At the other end of the spectrum, Nevada was the only state to see a double-digit index drop in October, down 12.1 percent. When distressed sales were excluded, 28 states and Washington, D.C., saw flat or rising home prices. South Carolina posted the biggest increase, up 4.6 percent.

What’s in store for the housing market in 2012?

2011 was supposed to ratchet up steady, if not, robust growth in the US economy. However, several economic and geo-political events tripped up the economy during the year that have left would be home buyers dazed and confused about jumping into the housing market.
2011: A Year of Wild CardsLooking in the rearview mirror: 2011

Here’s what we know–2011 has been wrought with uncertainty and unexpected shocks that has hobbled output in the US and around the globe and caused a huge crisis of confidence for consumers, investors, and businesses alike. The list of wildcards is long: the DC midterm elections, the change of power in the House, the Japanese earthquake and tsunami, the Arab uprising, the oil price shocks, the European debt crisis, the battle over debt ceiling, the downgrading of the US long-term debt, and the fallout with the volatility in the stock market. All of which have left output through the first half of the year below the growth rates that accompany a recovery. The probability of a double-dip recession has gone up and has caused economists far and wide to downgrade their outlook for this year and next.

What does next year have in store for housing?

California Housing Market OutlookHere is what C.A.R. is forecasting for 2012:
  • While the probability for a double-dip recession is higher, the most likely scenario is for a continuation of the slow-moderate growth we have seen for the last few years. The outlook is for modest but positive growth with GDP coming in at 1.7% in 2011, 2.0% in 2012.
  • We are moving forward, albeit bouncing along the bottom for most of 2011 and we can expect the same for next year, with a flat sales forecast for 2011/2012 (-0.1% year-to-year loss in 2011 and 1.0% gain in 2012).
  • Prices are expected to come in 4% below 2010 levels and should show a modest gain in 2012 (+1.7% year-over-year).

Overall, we’ve seen uncertainty and a lack of urgency put a damper on the housing market in 2011.

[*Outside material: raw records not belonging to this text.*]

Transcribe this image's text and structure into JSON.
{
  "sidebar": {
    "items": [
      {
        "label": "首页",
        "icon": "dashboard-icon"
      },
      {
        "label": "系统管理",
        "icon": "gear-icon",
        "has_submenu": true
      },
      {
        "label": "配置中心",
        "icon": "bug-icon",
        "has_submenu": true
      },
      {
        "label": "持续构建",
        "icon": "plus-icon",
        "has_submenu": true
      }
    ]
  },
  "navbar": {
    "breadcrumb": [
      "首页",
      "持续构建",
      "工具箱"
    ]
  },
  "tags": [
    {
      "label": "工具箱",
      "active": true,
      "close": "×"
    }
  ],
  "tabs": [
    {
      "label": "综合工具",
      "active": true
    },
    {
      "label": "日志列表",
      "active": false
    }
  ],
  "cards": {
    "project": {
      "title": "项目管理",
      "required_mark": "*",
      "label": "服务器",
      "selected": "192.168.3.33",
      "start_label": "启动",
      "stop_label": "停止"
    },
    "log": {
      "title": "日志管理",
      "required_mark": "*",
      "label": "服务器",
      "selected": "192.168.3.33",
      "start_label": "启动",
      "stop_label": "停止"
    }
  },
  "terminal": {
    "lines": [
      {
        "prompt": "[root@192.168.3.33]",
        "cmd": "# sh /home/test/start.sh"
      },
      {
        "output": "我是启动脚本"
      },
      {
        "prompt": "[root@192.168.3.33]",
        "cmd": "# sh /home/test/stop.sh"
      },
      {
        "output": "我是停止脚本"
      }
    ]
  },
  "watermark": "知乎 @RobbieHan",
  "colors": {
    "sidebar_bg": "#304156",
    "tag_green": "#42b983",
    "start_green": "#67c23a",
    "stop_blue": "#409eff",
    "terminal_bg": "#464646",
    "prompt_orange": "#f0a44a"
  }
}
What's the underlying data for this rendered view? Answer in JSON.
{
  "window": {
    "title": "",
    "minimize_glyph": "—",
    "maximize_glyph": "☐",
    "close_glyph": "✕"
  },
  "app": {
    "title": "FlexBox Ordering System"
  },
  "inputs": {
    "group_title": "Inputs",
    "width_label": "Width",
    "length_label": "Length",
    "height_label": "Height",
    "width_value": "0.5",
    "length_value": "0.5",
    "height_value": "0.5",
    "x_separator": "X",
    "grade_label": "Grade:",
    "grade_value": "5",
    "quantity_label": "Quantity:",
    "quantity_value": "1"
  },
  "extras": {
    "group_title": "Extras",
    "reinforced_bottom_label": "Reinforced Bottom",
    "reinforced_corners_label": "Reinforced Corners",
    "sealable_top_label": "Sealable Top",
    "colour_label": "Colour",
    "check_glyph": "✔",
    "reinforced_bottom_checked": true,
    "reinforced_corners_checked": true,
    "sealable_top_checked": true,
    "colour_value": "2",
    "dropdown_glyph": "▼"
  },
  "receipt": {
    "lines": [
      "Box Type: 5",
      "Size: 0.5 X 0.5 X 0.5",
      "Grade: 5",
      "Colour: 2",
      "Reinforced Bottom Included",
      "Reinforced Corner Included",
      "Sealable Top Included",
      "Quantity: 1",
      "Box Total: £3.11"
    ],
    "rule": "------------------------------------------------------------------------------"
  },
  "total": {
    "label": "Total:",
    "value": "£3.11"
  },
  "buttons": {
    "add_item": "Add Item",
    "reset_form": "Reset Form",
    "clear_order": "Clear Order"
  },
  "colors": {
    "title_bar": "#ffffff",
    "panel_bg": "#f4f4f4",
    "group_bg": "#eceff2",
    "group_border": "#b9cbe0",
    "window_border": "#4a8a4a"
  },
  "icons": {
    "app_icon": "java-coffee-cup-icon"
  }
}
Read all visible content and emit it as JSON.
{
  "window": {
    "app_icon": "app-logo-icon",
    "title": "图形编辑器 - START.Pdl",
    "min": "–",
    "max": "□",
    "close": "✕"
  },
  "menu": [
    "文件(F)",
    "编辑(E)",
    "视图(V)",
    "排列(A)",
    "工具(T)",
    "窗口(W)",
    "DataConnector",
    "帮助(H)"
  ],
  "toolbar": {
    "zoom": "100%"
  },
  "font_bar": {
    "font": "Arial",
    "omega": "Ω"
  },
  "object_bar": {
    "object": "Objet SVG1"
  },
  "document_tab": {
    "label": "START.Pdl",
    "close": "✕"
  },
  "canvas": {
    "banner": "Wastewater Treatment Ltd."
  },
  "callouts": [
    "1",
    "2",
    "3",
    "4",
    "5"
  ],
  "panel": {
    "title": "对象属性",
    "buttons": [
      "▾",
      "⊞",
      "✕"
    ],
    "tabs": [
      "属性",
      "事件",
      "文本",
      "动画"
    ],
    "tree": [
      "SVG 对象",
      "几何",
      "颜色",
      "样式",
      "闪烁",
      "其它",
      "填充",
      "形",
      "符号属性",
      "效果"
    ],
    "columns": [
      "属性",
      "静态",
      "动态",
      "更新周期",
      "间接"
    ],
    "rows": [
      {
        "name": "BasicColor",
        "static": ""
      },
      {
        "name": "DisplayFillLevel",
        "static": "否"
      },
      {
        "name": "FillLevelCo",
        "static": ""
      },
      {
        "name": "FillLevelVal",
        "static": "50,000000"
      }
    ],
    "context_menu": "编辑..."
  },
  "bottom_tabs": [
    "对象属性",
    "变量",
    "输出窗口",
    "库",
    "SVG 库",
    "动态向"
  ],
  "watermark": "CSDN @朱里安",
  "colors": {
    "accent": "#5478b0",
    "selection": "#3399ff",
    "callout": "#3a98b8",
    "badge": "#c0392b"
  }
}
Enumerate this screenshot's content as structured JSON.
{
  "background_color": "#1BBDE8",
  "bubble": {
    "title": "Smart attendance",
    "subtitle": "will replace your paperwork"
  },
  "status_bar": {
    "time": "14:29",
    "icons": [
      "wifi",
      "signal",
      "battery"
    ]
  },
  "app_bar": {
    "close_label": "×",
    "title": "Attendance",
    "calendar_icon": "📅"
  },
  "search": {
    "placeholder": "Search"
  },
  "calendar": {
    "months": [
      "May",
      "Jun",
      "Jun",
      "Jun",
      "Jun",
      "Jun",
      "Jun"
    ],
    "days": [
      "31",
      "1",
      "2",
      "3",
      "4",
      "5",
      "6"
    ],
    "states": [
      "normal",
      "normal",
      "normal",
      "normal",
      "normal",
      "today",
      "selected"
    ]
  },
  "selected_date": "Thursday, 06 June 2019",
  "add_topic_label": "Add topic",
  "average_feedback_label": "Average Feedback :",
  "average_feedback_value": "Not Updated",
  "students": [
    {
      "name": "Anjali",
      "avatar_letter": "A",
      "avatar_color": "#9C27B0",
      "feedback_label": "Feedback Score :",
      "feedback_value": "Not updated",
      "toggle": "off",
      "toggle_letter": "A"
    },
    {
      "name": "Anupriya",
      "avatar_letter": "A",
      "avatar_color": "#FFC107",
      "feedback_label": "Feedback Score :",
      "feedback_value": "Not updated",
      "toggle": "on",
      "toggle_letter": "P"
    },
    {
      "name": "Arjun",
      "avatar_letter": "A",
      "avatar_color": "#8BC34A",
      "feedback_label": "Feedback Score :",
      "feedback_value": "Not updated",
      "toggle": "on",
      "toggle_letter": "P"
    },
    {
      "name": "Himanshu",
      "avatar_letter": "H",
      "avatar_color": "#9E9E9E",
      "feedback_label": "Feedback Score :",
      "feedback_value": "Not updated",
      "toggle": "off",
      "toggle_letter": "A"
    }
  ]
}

Hopefully, 2012 will prove less uncertain and could even show signs of urgency as current prices and mortgage rates are phenomenal and will not stay this low forever.